Each record that follows is to be reproduced character for character, pictures excepted.

[Excerpts from an interface dataset]
%%

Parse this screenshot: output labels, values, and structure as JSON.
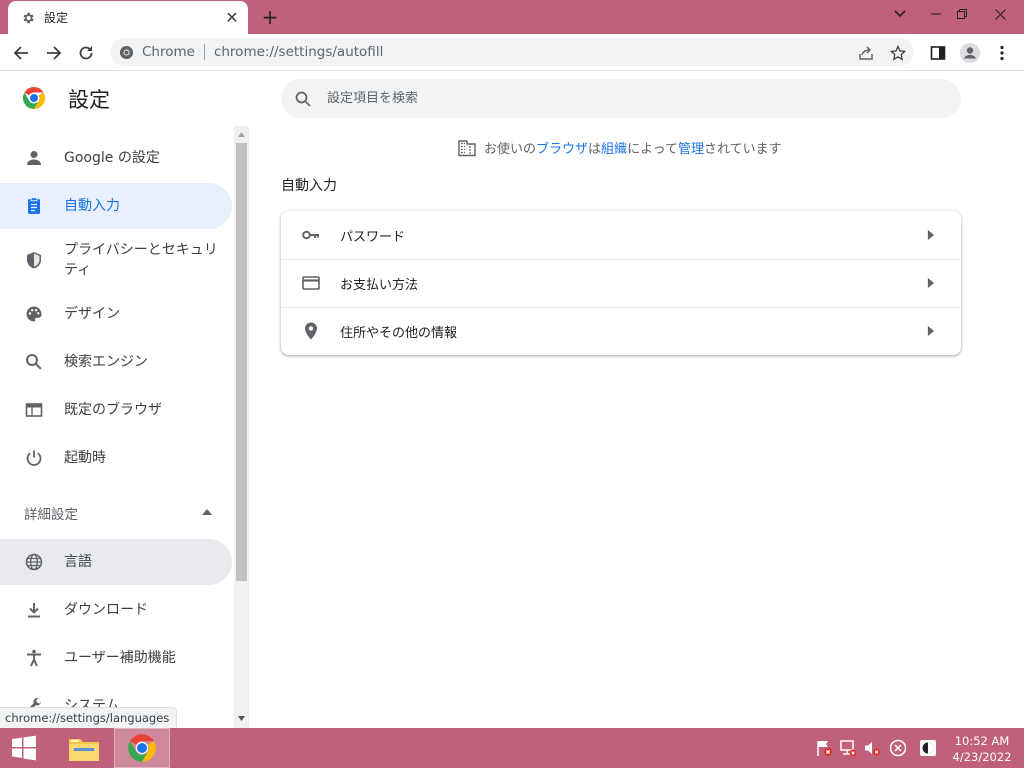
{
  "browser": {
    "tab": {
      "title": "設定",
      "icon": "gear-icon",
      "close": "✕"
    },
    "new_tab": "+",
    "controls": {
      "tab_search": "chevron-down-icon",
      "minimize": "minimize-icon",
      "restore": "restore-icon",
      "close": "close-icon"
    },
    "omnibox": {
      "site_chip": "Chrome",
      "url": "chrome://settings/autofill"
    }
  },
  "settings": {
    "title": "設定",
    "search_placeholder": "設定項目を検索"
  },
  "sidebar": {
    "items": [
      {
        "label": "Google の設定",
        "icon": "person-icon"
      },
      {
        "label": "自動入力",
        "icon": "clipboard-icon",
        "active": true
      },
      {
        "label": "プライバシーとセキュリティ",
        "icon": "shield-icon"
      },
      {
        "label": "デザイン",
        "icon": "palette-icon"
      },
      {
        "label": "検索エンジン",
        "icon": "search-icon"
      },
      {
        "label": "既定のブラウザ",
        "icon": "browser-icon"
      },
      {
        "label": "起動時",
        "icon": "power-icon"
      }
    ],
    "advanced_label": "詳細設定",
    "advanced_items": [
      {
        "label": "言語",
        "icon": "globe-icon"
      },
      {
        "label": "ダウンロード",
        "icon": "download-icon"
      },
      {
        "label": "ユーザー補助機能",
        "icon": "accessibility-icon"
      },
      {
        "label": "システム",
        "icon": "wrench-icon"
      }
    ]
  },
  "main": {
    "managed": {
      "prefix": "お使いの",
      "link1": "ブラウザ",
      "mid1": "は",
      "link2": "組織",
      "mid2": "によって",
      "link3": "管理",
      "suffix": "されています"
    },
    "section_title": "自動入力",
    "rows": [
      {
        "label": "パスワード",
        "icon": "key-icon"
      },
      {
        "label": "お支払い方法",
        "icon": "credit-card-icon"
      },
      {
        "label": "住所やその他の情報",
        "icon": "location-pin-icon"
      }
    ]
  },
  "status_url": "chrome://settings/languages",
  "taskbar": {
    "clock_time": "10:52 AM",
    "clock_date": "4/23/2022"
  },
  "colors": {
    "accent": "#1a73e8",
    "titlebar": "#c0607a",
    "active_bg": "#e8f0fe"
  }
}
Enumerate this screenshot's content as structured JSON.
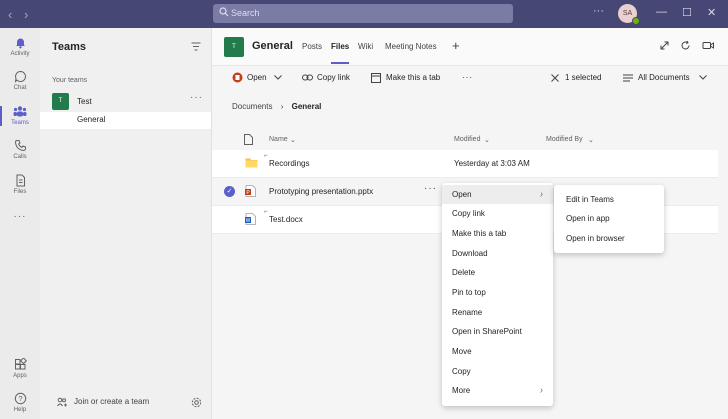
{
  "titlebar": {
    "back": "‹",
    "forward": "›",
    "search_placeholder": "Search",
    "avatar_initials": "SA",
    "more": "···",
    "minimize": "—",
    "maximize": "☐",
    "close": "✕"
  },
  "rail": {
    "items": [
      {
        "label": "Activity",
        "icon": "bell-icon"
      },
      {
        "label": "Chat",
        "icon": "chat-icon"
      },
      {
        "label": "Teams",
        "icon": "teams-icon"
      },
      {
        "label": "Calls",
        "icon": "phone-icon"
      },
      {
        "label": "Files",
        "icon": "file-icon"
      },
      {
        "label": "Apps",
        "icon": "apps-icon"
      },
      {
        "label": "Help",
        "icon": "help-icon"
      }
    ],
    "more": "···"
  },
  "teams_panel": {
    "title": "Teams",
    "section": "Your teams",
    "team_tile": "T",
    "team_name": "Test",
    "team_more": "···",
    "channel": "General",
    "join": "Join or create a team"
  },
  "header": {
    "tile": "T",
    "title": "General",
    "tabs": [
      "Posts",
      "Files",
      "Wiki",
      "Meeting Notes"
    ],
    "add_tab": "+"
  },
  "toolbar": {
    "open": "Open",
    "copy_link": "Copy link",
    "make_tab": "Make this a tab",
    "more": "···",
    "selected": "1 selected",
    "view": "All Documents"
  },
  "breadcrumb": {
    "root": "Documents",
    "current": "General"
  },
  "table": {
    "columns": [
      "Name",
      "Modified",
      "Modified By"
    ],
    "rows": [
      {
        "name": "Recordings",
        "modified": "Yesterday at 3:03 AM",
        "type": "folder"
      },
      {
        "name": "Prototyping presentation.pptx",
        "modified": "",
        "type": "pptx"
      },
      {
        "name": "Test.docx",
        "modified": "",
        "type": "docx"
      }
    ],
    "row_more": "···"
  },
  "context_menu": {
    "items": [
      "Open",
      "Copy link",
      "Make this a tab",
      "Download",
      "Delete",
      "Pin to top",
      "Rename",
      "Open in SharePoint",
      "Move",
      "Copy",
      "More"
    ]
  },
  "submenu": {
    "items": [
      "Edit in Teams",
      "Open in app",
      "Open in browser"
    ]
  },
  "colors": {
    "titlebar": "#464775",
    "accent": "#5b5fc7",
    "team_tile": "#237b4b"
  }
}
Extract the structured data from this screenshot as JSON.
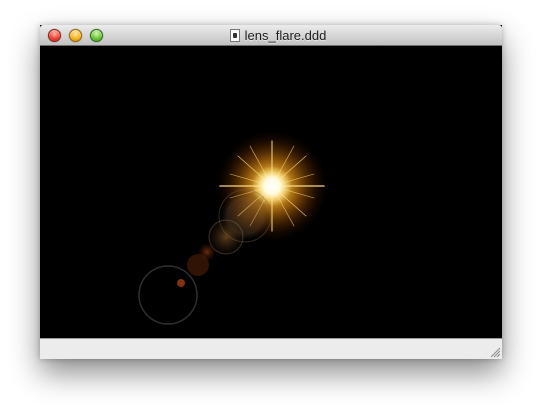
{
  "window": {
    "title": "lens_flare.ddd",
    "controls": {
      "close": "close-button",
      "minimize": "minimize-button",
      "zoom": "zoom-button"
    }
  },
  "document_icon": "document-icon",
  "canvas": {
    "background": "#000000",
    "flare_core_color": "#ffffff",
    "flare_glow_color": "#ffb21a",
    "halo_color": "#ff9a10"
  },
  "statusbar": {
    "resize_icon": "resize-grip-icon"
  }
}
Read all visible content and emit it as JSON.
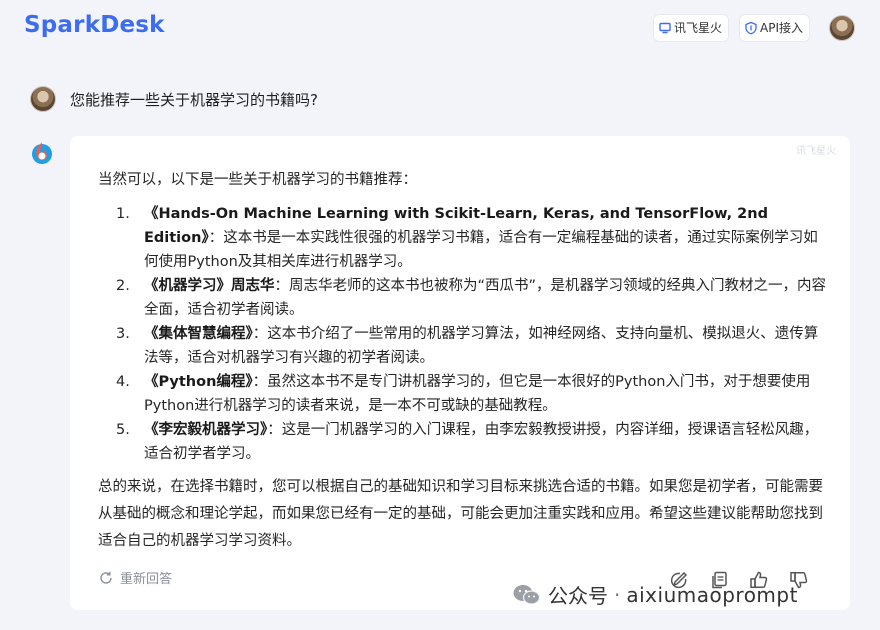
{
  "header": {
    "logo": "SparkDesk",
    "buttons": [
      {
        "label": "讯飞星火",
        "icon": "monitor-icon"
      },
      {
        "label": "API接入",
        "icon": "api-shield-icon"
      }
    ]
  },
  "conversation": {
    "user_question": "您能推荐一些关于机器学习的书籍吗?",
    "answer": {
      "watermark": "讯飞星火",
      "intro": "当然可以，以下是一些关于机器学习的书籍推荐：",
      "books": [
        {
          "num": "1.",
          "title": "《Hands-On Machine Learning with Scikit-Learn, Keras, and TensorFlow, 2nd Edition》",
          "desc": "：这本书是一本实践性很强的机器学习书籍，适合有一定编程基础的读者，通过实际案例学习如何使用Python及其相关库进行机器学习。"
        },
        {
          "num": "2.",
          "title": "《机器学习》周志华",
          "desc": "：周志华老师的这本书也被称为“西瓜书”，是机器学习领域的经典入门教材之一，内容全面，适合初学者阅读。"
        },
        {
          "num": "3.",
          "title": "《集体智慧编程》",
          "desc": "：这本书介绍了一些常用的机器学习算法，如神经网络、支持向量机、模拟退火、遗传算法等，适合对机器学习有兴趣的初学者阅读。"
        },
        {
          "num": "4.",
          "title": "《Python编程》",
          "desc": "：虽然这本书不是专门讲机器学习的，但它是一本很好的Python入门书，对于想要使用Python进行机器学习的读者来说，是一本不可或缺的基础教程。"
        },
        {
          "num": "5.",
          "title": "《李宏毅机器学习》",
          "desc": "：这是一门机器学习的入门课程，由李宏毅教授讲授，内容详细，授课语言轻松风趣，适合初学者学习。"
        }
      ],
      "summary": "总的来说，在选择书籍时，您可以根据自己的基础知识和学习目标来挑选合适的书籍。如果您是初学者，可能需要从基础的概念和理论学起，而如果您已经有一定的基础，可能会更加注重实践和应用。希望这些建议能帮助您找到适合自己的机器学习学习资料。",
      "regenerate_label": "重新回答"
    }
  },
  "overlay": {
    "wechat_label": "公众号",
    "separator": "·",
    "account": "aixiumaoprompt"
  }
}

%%

• Result for this exercise
Parse this screenshot: output labels, values, and structure as JSON.
{
  "browser": {
    "tab": {
      "title": "設定",
      "icon": "gear-icon",
      "close": "✕"
    },
    "new_tab": "+",
    "controls": {
      "tab_search": "chevron-down-icon",
      "minimize": "minimize-icon",
      "restore": "restore-icon",
      "close": "close-icon"
    },
    "omnibox": {
      "site_chip": "Chrome",
      "url": "chrome://settings/autofill"
    }
  },
  "settings": {
    "title": "設定",
    "search_placeholder": "設定項目を検索"
  },
  "sidebar": {
    "items": [
      {
        "label": "Google の設定",
        "icon": "person-icon"
      },
      {
        "label": "自動入力",
        "icon": "clipboard-icon",
        "active": true
      },
      {
        "label": "プライバシーとセキュリティ",
        "icon": "shield-icon"
      },
      {
        "label": "デザイン",
        "icon": "palette-icon"
      },
      {
        "label": "検索エンジン",
        "icon": "search-icon"
      },
      {
        "label": "既定のブラウザ",
        "icon": "browser-icon"
      },
      {
        "label": "起動時",
        "icon": "power-icon"
      }
    ],
    "advanced_label": "詳細設定",
    "advanced_items": [
      {
        "label": "言語",
        "icon": "globe-icon"
      },
      {
        "label": "ダウンロード",
        "icon": "download-icon"
      },
      {
        "label": "ユーザー補助機能",
        "icon": "accessibility-icon"
      },
      {
        "label": "システム",
        "icon": "wrench-icon"
      }
    ]
  },
  "main": {
    "managed": {
      "prefix": "お使いの",
      "link1": "ブラウザ",
      "mid1": "は",
      "link2": "組織",
      "mid2": "によって",
      "link3": "管理",
      "suffix": "されています"
    },
    "section_title": "自動入力",
    "rows": [
      {
        "label": "パスワード",
        "icon": "key-icon"
      },
      {
        "label": "お支払い方法",
        "icon": "credit-card-icon"
      },
      {
        "label": "住所やその他の情報",
        "icon": "location-pin-icon"
      }
    ]
  },
  "status_url": "chrome://settings/languages",
  "taskbar": {
    "clock_time": "10:52 AM",
    "clock_date": "4/23/2022"
  },
  "colors": {
    "accent": "#1a73e8",
    "titlebar": "#c0607a",
    "active_bg": "#e8f0fe"
  }
}
Enumerate this screenshot's content as structured JSON.
{
  "titlebar": {
    "back": "‹",
    "forward": "›",
    "search_placeholder": "Search",
    "avatar_initials": "SA",
    "more": "···",
    "minimize": "—",
    "maximize": "☐",
    "close": "✕"
  },
  "rail": {
    "items": [
      {
        "label": "Activity",
        "icon": "bell-icon"
      },
      {
        "label": "Chat",
        "icon": "chat-icon"
      },
      {
        "label": "Teams",
        "icon": "teams-icon"
      },
      {
        "label": "Calls",
        "icon": "phone-icon"
      },
      {
        "label": "Files",
        "icon": "file-icon"
      },
      {
        "label": "Apps",
        "icon": "apps-icon"
      },
      {
        "label": "Help",
        "icon": "help-icon"
      }
    ],
    "more": "···"
  },
  "teams_panel": {
    "title": "Teams",
    "section": "Your teams",
    "team_tile": "T",
    "team_name": "Test",
    "team_more": "···",
    "channel": "General",
    "join": "Join or create a team"
  },
  "header": {
    "tile": "T",
    "title": "General",
    "tabs": [
      "Posts",
      "Files",
      "Wiki",
      "Meeting Notes"
    ],
    "add_tab": "+"
  },
  "toolbar": {
    "open": "Open",
    "copy_link": "Copy link",
    "make_tab": "Make this a tab",
    "more": "···",
    "selected": "1 selected",
    "view": "All Documents"
  },
  "breadcrumb": {
    "root": "Documents",
    "current": "General"
  },
  "table": {
    "columns": [
      "Name",
      "Modified",
      "Modified By"
    ],
    "rows": [
      {
        "name": "Recordings",
        "modified": "Yesterday at 3:03 AM",
        "type": "folder"
      },
      {
        "name": "Prototyping presentation.pptx",
        "modified": "",
        "type": "pptx"
      },
      {
        "name": "Test.docx",
        "modified": "",
        "type": "docx"
      }
    ],
    "row_more": "···"
  },
  "context_menu": {
    "items": [
      "Open",
      "Copy link",
      "Make this a tab",
      "Download",
      "Delete",
      "Pin to top",
      "Rename",
      "Open in SharePoint",
      "Move",
      "Copy",
      "More"
    ]
  },
  "submenu": {
    "items": [
      "Edit in Teams",
      "Open in app",
      "Open in browser"
    ]
  },
  "colors": {
    "titlebar": "#464775",
    "accent": "#5b5fc7",
    "team_tile": "#237b4b"
  }
}
Extract the structured data from this screenshot as JSON.
{
  "window": {
    "title": "lens_flare.ddd",
    "controls": {
      "close": "close-button",
      "minimize": "minimize-button",
      "zoom": "zoom-button"
    }
  },
  "document_icon": "document-icon",
  "canvas": {
    "background": "#000000",
    "flare_core_color": "#ffffff",
    "flare_glow_color": "#ffb21a",
    "halo_color": "#ff9a10"
  },
  "statusbar": {
    "resize_icon": "resize-grip-icon"
  }
}
Read all visible content and emit it as JSON.
{
  "header": {
    "logo": "SparkDesk",
    "buttons": [
      {
        "label": "讯飞星火",
        "icon": "monitor-icon"
      },
      {
        "label": "API接入",
        "icon": "api-shield-icon"
      }
    ]
  },
  "conversation": {
    "user_question": "您能推荐一些关于机器学习的书籍吗?",
    "answer": {
      "watermark": "讯飞星火",
      "intro": "当然可以，以下是一些关于机器学习的书籍推荐：",
      "books": [
        {
          "num": "1.",
          "title": "《Hands-On Machine Learning with Scikit-Learn, Keras, and TensorFlow, 2nd Edition》",
          "desc": "：这本书是一本实践性很强的机器学习书籍，适合有一定编程基础的读者，通过实际案例学习如何使用Python及其相关库进行机器学习。"
        },
        {
          "num": "2.",
          "title": "《机器学习》周志华",
          "desc": "：周志华老师的这本书也被称为“西瓜书”，是机器学习领域的经典入门教材之一，内容全面，适合初学者阅读。"
        },
        {
          "num": "3.",
          "title": "《集体智慧编程》",
          "desc": "：这本书介绍了一些常用的机器学习算法，如神经网络、支持向量机、模拟退火、遗传算法等，适合对机器学习有兴趣的初学者阅读。"
        },
        {
          "num": "4.",
          "title": "《Python编程》",
          "desc": "：虽然这本书不是专门讲机器学习的，但它是一本很好的Python入门书，对于想要使用Python进行机器学习的读者来说，是一本不可或缺的基础教程。"
        },
        {
          "num": "5.",
          "title": "《李宏毅机器学习》",
          "desc": "：这是一门机器学习的入门课程，由李宏毅教授讲授，内容详细，授课语言轻松风趣，适合初学者学习。"
        }
      ],
      "summary": "总的来说，在选择书籍时，您可以根据自己的基础知识和学习目标来挑选合适的书籍。如果您是初学者，可能需要从基础的概念和理论学起，而如果您已经有一定的基础，可能会更加注重实践和应用。希望这些建议能帮助您找到适合自己的机器学习学习资料。",
      "regenerate_label": "重新回答"
    }
  },
  "overlay": {
    "wechat_label": "公众号",
    "separator": "·",
    "account": "aixiumaoprompt"
  }
}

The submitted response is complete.